# DESCRIPTION OF THE TASK
Tally every line of the listing where the string "Survey" is found, and state the total alone.
Segment Start: EXERCISE INPUT
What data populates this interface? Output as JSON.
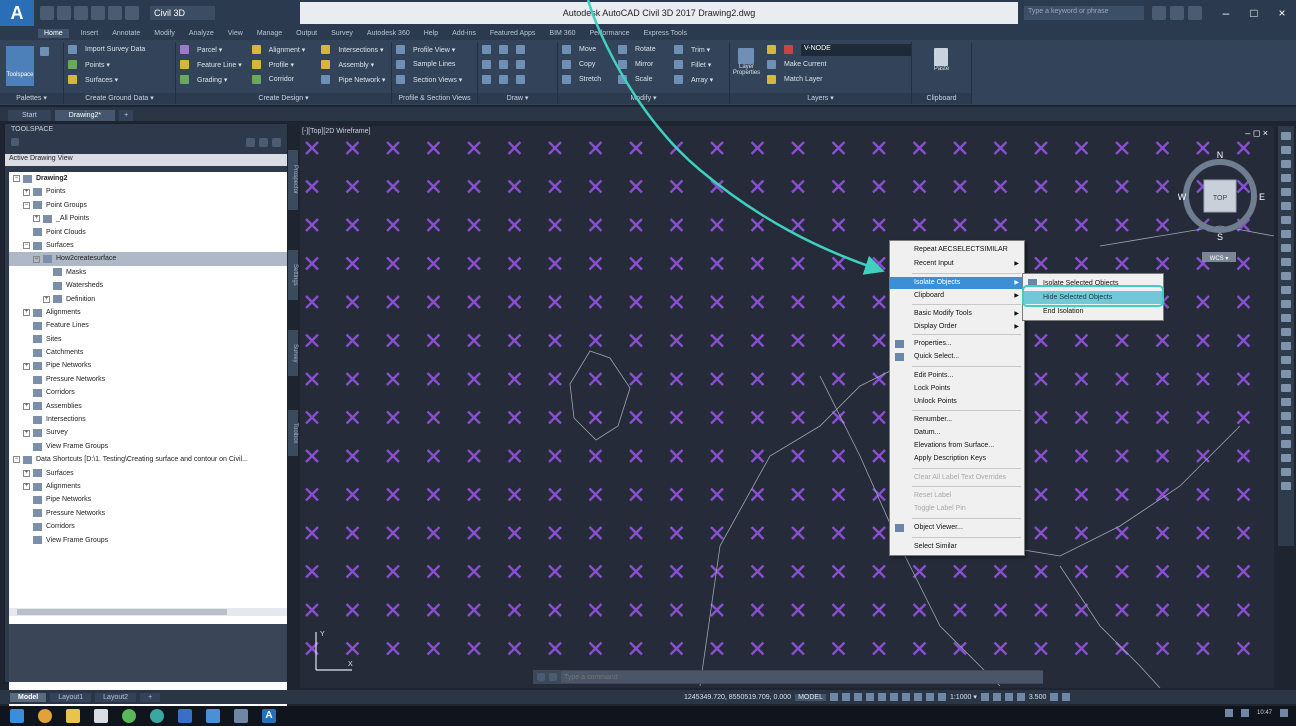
{
  "window": {
    "title": "Autodesk AutoCAD Civil 3D 2017  Drawing2.dwg",
    "workspace": "Civil 3D",
    "search_placeholder": "Type a keyword or phrase",
    "minimize": "–",
    "maximize": "□",
    "close": "×"
  },
  "ribbon_tabs": [
    "Home",
    "Insert",
    "Annotate",
    "Modify",
    "Analyze",
    "View",
    "Manage",
    "Output",
    "Survey",
    "Autodesk 360",
    "Help",
    "Add-ins",
    "Featured Apps",
    "BIM 360",
    "Performance",
    "Express Tools"
  ],
  "ribbon": {
    "toolspace": "Toolspace",
    "palettes": "Palettes ▾",
    "create_ground_data": {
      "title": "Create Ground Data ▾",
      "items": [
        "Import Survey Data",
        "Points ▾",
        "Surfaces ▾"
      ]
    },
    "create_design": {
      "title": "Create Design ▾",
      "items": [
        "Parcel ▾",
        "Feature Line ▾",
        "Grading ▾",
        "Alignment ▾",
        "Profile ▾",
        "Corridor",
        "Intersections ▾",
        "Assembly ▾",
        "Pipe Network ▾"
      ]
    },
    "profile_section": {
      "title": "Profile & Section Views",
      "items": [
        "Profile View ▾",
        "Sample Lines",
        "Section Views ▾"
      ]
    },
    "draw": {
      "title": "Draw ▾"
    },
    "modify": {
      "title": "Modify ▾",
      "items": [
        "Move",
        "Rotate",
        "Trim ▾",
        "Copy",
        "Mirror",
        "Fillet ▾",
        "Stretch",
        "Scale",
        "Array ▾"
      ]
    },
    "layers": {
      "title": "Layers ▾",
      "combo": "V-NODE",
      "items": [
        "Layer Properties",
        "Make Current",
        "Match Layer"
      ]
    },
    "clipboard": {
      "title": "Clipboard",
      "paste": "Paste"
    }
  },
  "file_tabs": [
    "Start",
    "Drawing2*"
  ],
  "toolspace": {
    "title": "TOOLSPACE",
    "view": "Active Drawing View",
    "tree": [
      {
        "label": "Drawing2",
        "level": 0,
        "expand": "−",
        "bold": true
      },
      {
        "label": "Points",
        "level": 1,
        "expand": "+"
      },
      {
        "label": "Point Groups",
        "level": 1,
        "expand": "−"
      },
      {
        "label": "_All Points",
        "level": 2,
        "expand": "+"
      },
      {
        "label": "Point Clouds",
        "level": 1,
        "expand": ""
      },
      {
        "label": "Surfaces",
        "level": 1,
        "expand": "−"
      },
      {
        "label": "How2createsurface",
        "level": 2,
        "expand": "−",
        "selected": true
      },
      {
        "label": "Masks",
        "level": 3,
        "expand": ""
      },
      {
        "label": "Watersheds",
        "level": 3,
        "expand": ""
      },
      {
        "label": "Definition",
        "level": 3,
        "expand": "+"
      },
      {
        "label": "Alignments",
        "level": 1,
        "expand": "+"
      },
      {
        "label": "Feature Lines",
        "level": 1,
        "expand": ""
      },
      {
        "label": "Sites",
        "level": 1,
        "expand": ""
      },
      {
        "label": "Catchments",
        "level": 1,
        "expand": ""
      },
      {
        "label": "Pipe Networks",
        "level": 1,
        "expand": "+"
      },
      {
        "label": "Pressure Networks",
        "level": 1,
        "expand": ""
      },
      {
        "label": "Corridors",
        "level": 1,
        "expand": ""
      },
      {
        "label": "Assemblies",
        "level": 1,
        "expand": "+"
      },
      {
        "label": "Intersections",
        "level": 1,
        "expand": ""
      },
      {
        "label": "Survey",
        "level": 1,
        "expand": "+"
      },
      {
        "label": "View Frame Groups",
        "level": 1,
        "expand": ""
      },
      {
        "label": "Data Shortcuts [D:\\1. Testing\\Creating surface and contour on Civil...",
        "level": 0,
        "expand": "−"
      },
      {
        "label": "Surfaces",
        "level": 1,
        "expand": "+"
      },
      {
        "label": "Alignments",
        "level": 1,
        "expand": "+"
      },
      {
        "label": "Pipe Networks",
        "level": 1,
        "expand": ""
      },
      {
        "label": "Pressure Networks",
        "level": 1,
        "expand": ""
      },
      {
        "label": "Corridors",
        "level": 1,
        "expand": ""
      },
      {
        "label": "View Frame Groups",
        "level": 1,
        "expand": ""
      }
    ],
    "side_tabs": [
      "Prospector",
      "Settings",
      "Survey",
      "Toolbox"
    ]
  },
  "viewport": {
    "label": "[-][Top][2D Wireframe]",
    "controls": "– ◻ ×",
    "viewcube": {
      "n": "N",
      "s": "S",
      "e": "E",
      "w": "W",
      "face": "TOP",
      "wcs": "WCS ▾"
    },
    "ucs_y": "Y",
    "ucs_x": "X",
    "marker_color": "#8a4fd1",
    "background": "#252b38"
  },
  "context_menu": {
    "items": [
      {
        "label": "Repeat AECSELECTSIMILAR",
        "top": 0
      },
      {
        "label": "Recent Input",
        "arrow": true
      },
      {
        "label": "Isolate Objects",
        "arrow": true,
        "highlight": true
      },
      {
        "label": "Clipboard",
        "arrow": true
      },
      {
        "label": "Basic Modify Tools",
        "arrow": true
      },
      {
        "label": "Display Order",
        "arrow": true
      },
      {
        "label": "Properties..."
      },
      {
        "label": "Quick Select..."
      },
      {
        "label": "Edit Points..."
      },
      {
        "label": "Lock Points"
      },
      {
        "label": "Unlock Points"
      },
      {
        "label": "Renumber..."
      },
      {
        "label": "Datum..."
      },
      {
        "label": "Elevations from Surface..."
      },
      {
        "label": "Apply Description Keys"
      },
      {
        "label": "Clear All Label Text Overrides",
        "disabled": true
      },
      {
        "label": "Reset Label",
        "disabled": true
      },
      {
        "label": "Toggle Label Pin",
        "disabled": true
      },
      {
        "label": "Object Viewer..."
      },
      {
        "label": "Select Similar"
      }
    ]
  },
  "submenu": {
    "items": [
      "Isolate Selected Objects",
      "Hide Selected Objects",
      "End Isolation"
    ]
  },
  "command_line": {
    "placeholder": "Type a command"
  },
  "layout_tabs": [
    "Model",
    "Layout1",
    "Layout2",
    "+"
  ],
  "status": {
    "coords": "1245349.720, 8550519.709, 0.000",
    "model": "MODEL",
    "scale": "1:1000 ▾",
    "scale2": "3.500",
    "time": "10:47"
  },
  "colors": {
    "hint": "#3fd0c0",
    "menu_highlight": "#3a8fd6"
  }
}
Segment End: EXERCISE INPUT
# RESULT OF THE TASK
4